In the immediate wake of the Boston Bombing on Monday, police took to social media in order to identify suspects. The search among the internet’s “Hive Mind” was controversial, with sites like 4chan identifying people in the crowd that were not responsible for the bombing, and were innocent bystanders.
The errors were not limited to social media of course, as traditional media can be just as disruptive, and morally culpable, in situations like this. The New York Post was responsible for some of the worst reporting in living memory in the wake of the bombing. The paper “confirmed” twelve fatalities in the immediate wake of the Boston Bombing, and printed a picture of an alleged suspect on its first page. The man identified, one of the same identified by 4chan, turned out to be completely innocent.
Corsair Capital highlighted its investment in a special purpose acquisition company in its first-quarter letter to investors. The Corsair team highlighted FG New America Acquisition Corp, emphasizing that the SPAC presents an exciting opportunity after its agreement to merge with OppFi, a leading fintech platform powered by artificial intelligence. Q1 2021 hedge fund letters, conferences Read More
However, this morning the FBI tweeted a picture of the Boston Bomber who was still at large. The first of the two suspects was killed in police action on Thursday, while the second managed to make an escape. The suspects in the Boston Bombing were named as Dzhokhar and Tamerlan Tsarnaev, 19 and 26, and were confirmed to be ethnic Chechynans.
Dzhokhar is still on the loose, according to the most recent reports.
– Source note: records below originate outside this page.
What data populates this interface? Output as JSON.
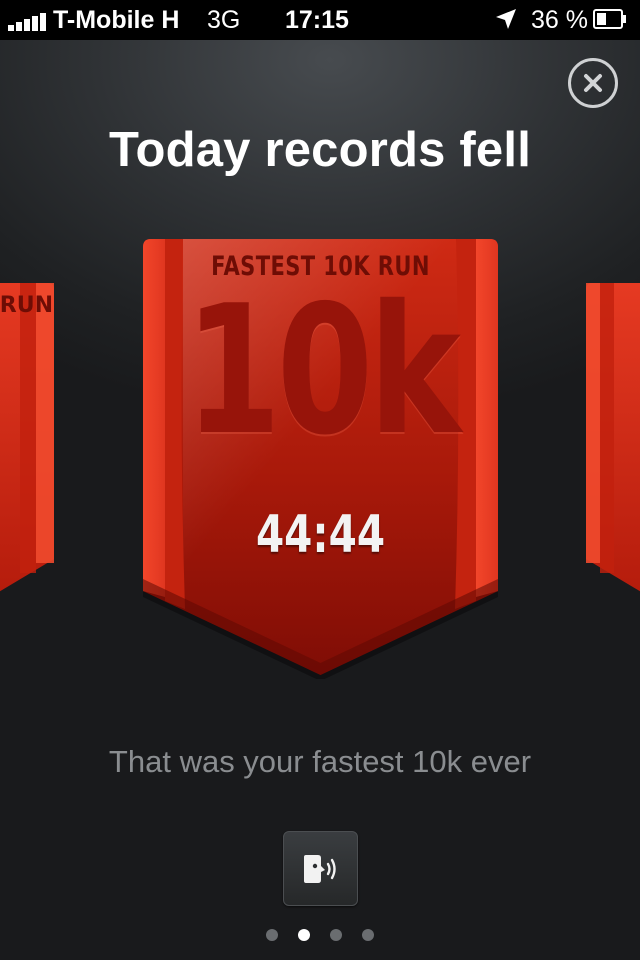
{
  "status_bar": {
    "carrier": "T-Mobile H",
    "network": "3G",
    "time": "17:15",
    "battery": "36 %",
    "icons": [
      "signal-icon",
      "location-arrow-icon",
      "battery-icon"
    ]
  },
  "close_icon": "close-icon",
  "title": "Today records fell",
  "badges": {
    "left": {
      "label": "RUN"
    },
    "main": {
      "label": "FASTEST 10K RUN",
      "big_text": "10k",
      "time": "44:44"
    },
    "right": {}
  },
  "message": "That was your fastest 10k ever",
  "voice_button_icon": "speaker-voice-icon",
  "pagination": {
    "count": 4,
    "active_index": 1
  },
  "colors": {
    "badge_red": "#e0331d",
    "badge_dark_red": "#8b1107",
    "background": "#2a2c2e",
    "accent_white": "#ffffff"
  }
}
After tweeting the picture of the suspect this morning, the mood of law enforcement turned definitively against social media. On Friday Twitter users in the Boston area began reporting the positions and activities of the police who were searching the area.
The police department firmly told the public to stop putting the lives of its officers in danger by reporting their location. Soon after that, several sites who were offering live streaming of police scanners from Boston stopped streaming, and one writer at CNET reported that he had been unable to access the streams all day.
A Twitter account emerged earlier today purporting to be that of the suspect still at large. The account was later found to be a hoax, but the information provided in the tweets proved disruptive to law enforcement’s attempts to locate the suspect.
Social media can be a wonderful tool in times of disaster, but it can also be a callous weapon. The unthinking sharing of information on sites like Twitter is dangerous, and it does not help the efforts of law enforcement to track down those suspected of the Boston Bombing.
— Alex Jones (@RealAlexJones) April 19, 2013